Rumors persisted for years following the game's release that the character Aerith could be resurrected. Various insanely time-consuming methods were proposed, and it was later claimed that it was only possible in the Japanese version by buying a rose when Cloud meets Aries at the beginning of the game, and was cut from the US version due to time constraints. These were all finally put to rest when Tetsuya Nomura was interviewed about the making of the game by UK video games publication "Edge". He stated that "[T]he world was expecting us to bring her back to life, as this is the classic convention. But we did not. We had decided this from the beginning." Aerith's death was intended, in part, to be a response to the dramatic cliché of the "meaningful death", which Nomura considered unrealistic. Nomura has also always maintained that if the game is ever remade, Aerith will die in the remake.

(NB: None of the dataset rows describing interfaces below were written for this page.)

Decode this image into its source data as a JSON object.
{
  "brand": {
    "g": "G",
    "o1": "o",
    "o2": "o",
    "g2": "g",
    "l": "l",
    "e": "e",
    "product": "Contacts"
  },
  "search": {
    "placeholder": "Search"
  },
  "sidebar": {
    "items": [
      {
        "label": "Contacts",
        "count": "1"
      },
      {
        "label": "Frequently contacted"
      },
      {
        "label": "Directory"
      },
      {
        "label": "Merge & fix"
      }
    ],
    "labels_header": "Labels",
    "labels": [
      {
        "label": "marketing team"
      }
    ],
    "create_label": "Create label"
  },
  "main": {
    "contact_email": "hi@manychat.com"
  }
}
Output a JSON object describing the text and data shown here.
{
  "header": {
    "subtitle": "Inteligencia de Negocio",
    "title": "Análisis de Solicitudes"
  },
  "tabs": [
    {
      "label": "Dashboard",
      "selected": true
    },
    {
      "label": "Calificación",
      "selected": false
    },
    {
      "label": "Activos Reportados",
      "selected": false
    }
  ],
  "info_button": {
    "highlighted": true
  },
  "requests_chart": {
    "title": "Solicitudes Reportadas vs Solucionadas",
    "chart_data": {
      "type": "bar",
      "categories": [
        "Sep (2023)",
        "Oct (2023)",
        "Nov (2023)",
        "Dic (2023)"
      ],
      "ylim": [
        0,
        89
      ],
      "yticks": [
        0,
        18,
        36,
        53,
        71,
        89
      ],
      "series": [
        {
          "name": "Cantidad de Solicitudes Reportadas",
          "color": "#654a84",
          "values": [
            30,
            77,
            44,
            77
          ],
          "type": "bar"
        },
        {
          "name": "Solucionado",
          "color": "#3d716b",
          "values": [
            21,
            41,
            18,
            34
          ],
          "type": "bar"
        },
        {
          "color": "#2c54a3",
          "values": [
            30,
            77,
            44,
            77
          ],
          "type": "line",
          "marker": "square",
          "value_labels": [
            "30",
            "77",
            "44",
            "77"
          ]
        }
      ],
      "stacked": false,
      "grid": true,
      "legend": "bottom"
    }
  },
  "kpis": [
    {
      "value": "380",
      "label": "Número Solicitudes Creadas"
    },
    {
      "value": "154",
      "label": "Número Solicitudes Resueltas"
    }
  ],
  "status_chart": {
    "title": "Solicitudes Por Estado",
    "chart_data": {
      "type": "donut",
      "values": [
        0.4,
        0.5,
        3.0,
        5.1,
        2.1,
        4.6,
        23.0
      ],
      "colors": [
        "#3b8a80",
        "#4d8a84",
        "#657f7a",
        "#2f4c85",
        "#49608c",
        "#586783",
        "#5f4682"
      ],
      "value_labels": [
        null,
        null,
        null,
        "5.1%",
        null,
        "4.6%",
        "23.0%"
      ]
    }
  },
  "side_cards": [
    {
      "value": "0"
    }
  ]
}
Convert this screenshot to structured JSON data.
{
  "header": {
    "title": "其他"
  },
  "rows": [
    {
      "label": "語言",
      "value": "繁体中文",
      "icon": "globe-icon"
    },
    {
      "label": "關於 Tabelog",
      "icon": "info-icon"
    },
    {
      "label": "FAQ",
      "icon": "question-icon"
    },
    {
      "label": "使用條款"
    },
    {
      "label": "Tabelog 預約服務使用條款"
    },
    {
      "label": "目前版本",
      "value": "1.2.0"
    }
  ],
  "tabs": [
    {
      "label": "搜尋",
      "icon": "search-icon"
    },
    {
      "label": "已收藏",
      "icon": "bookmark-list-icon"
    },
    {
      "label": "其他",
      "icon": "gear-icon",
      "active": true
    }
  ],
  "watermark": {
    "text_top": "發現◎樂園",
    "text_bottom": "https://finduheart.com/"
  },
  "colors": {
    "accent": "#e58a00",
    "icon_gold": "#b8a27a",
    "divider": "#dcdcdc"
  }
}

A character named Cid features in every single one of the main (numbered) Final Fantasy games. The character was first introduced in Final Fantasy II (1988) (although when Final Fantasy (1987) was ported to the PlayStation, he was retro-ed into the game). However, Cid is never the same character from game to game, although he is often the owner of the airship.
At the beginning of the game after blowing up the reactor, cloud travels through town before being confronted by spoilers. A poster on a building reads "Mt Kolts". Mt Kolts was a mountain in the previous game, Final Fantasy III (1994).
Several of the words in the game derive their origins from Norse mythology. Midgar, for example, is derived from the Norse word "Midgard", which is where the gods put humans to protect them from the giants. "Nibelheim" is derived from the word "Niflheim", which is the land of the dead, and also literally means "fog home" or "mist home" (important insofar as the town is Cloud's home in the game). One of Cloud's swords is called the Ragnarok, which comes from "Ragnarök", the Norse doomsday.
Final Fantasy VII is the first game in the series to suggest the origin of monsters; Shinra experiments with mako energy on live test subjects. Previous games omitted any sort of explanation, with the existence of monster never questioned by the characters. Thus far, only four games in the main series have provided a rationale for the existence of monsters: Final Fantasy VII, Final Fantasy VIII (1999), Final Fantasy IX (2000) and Final Fantasy X (2001).
Beginning with this game, the games had the same number in the title in both the American and Japanese releases. Prior to this, only three games in the series had been released in the US; leading to Final Fantasy III (1994) being released under the title Final Fantasy III. Starting with this game, Squaresoft fixed the problem once and for all by releasing the game worldwide as Final Fantasy VII. They also went back and did "reissue" packages using the correct, original Japanese numbers for the previous games in the series.
Although the planet on which the game takes place is never named, nor does it resemble the Earth's world map in any way, the planet is actually meant to be the Earth. This can be seen in Safer-Sephiroth's attack where he destroys planets such as Pluto and Jupiter, and eventually blows up the sun. The explosion reaches Earth and attacks the party. Other than this, there is nothing to support the argument that the game is set on Earth.